◆ **Exercise aim**
Set down every record once more, exactly as given.

◆ **Data excerpts**

┄┄┄┄┄┄┄┄┄┄┄┄┄┄┄┄┄┄┄┄

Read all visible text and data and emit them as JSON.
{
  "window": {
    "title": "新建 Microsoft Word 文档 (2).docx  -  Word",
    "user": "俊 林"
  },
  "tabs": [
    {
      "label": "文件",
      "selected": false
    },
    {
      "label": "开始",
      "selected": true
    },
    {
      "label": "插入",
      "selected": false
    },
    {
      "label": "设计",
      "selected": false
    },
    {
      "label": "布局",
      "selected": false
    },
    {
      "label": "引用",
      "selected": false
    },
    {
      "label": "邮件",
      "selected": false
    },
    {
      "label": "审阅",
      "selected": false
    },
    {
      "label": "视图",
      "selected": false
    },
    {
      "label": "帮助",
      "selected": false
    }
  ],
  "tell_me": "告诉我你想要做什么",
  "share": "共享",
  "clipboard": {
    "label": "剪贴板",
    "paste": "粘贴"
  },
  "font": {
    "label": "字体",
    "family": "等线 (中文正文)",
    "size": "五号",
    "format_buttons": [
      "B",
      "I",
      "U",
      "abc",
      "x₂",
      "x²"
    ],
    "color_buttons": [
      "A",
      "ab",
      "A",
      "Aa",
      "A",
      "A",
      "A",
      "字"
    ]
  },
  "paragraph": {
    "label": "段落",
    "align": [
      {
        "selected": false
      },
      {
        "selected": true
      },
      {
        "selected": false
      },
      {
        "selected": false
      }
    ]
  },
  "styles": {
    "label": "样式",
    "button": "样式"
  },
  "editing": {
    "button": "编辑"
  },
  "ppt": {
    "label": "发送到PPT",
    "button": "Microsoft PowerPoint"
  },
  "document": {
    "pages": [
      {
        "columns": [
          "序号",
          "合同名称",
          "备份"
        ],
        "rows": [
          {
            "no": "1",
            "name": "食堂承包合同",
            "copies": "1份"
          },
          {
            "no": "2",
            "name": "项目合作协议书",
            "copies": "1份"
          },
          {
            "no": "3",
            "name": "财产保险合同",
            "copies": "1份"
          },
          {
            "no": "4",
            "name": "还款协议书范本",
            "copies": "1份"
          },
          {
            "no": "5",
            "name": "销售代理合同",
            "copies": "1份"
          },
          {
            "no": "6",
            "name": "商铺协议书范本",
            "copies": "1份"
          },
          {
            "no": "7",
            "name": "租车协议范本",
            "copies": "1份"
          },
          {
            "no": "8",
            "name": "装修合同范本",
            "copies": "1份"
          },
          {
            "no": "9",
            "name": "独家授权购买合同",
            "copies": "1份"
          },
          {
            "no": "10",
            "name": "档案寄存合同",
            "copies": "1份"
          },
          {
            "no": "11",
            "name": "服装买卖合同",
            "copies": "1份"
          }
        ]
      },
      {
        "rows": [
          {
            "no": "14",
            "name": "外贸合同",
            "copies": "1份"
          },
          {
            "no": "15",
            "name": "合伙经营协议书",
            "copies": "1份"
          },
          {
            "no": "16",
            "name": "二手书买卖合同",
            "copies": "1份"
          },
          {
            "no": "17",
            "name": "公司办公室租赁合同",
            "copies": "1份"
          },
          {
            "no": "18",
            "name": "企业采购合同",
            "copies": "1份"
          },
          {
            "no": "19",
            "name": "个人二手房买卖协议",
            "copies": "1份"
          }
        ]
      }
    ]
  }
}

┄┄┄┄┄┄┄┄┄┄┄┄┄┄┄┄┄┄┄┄

◆ **Finished task**
Read all visible text and data and emit them as JSON.
{
  "window": {
    "title": "新建 Microsoft Word 文档 (2).docx  -  Word",
    "user": "俊 林"
  },
  "tabs": [
    {
      "label": "文件",
      "selected": false
    },
    {
      "label": "开始",
      "selected": true
    },
    {
      "label": "插入",
      "selected": false
    },
    {
      "label": "设计",
      "selected": false
    },
    {
      "label": "布局",
      "selected": false
    },
    {
      "label": "引用",
      "selected": false
    },
    {
      "label": "邮件",
      "selected": false
    },
    {
      "label": "审阅",
      "selected": false
    },
    {
      "label": "视图",
      "selected": false
    },
    {
      "label": "帮助",
      "selected": false
    }
  ],
  "tell_me": "告诉我你想要做什么",
  "share": "共享",
  "clipboard": {
    "label": "剪贴板",
    "paste": "粘贴"
  },
  "font": {
    "label": "字体",
    "family": "等线 (中文正文)",
    "size": "五号",
    "format_buttons": [
      "B",
      "I",
      "U",
      "abc",
      "x₂",
      "x²"
    ],
    "color_buttons": [
      "A",
      "ab",
      "A",
      "Aa",
      "A",
      "A",
      "A",
      "字"
    ]
  },
  "paragraph": {
    "label": "段落",
    "align": [
      {
        "selected": false
      },
      {
        "selected": true
      },
      {
        "selected": false
      },
      {
        "selected": false
      }
    ]
  },
  "styles": {
    "label": "样式",
    "button": "样式"
  },
  "editing": {
    "button": "编辑"
  },
  "ppt": {
    "label": "发送到PPT",
    "button": "Microsoft PowerPoint"
  },
  "document": {
    "pages": [
      {
        "columns": [
          "序号",
          "合同名称",
          "备份"
        ],
        "rows": [
          {
            "no": "1",
            "name": "食堂承包合同",
            "copies": "1份"
          },
          {
            "no": "2",
            "name": "项目合作协议书",
            "copies": "1份"
          },
          {
            "no": "3",
            "name": "财产保险合同",
            "copies": "1份"
          },
          {
            "no": "4",
            "name": "还款协议书范本",
            "copies": "1份"
          },
          {
            "no": "5",
            "name": "销售代理合同",
            "copies": "1份"
          },
          {
            "no": "6",
            "name": "商铺协议书范本",
            "copies": "1份"
          },
          {
            "no": "7",
            "name": "租车协议范本",
            "copies": "1份"
          },
          {
            "no": "8",
            "name": "装修合同范本",
            "copies": "1份"
          },
          {
            "no": "9",
            "name": "独家授权购买合同",
            "copies": "1份"
          },
          {
            "no": "10",
            "name": "档案寄存合同",
            "copies": "1份"
          },
          {
            "no": "11",
            "name": "服装买卖合同",
            "copies": "1份"
          }
        ]
      },
      {
        "rows": [
          {
            "no": "14",
            "name": "外贸合同",
            "copies": "1份"
          },
          {
            "no": "15",
            "name": "合伙经营协议书",
            "copies": "1份"
          },
          {
            "no": "16",
            "name": "二手书买卖合同",
            "copies": "1份"
          },
          {
            "no": "17",
            "name": "公司办公室租赁合同",
            "copies": "1份"
          },
          {
            "no": "18",
            "name": "企业采购合同",
            "copies": "1份"
          },
          {
            "no": "19",
            "name": "个人二手房买卖协议",
            "copies": "1份"
          }
        ]
      }
    ]
  }
}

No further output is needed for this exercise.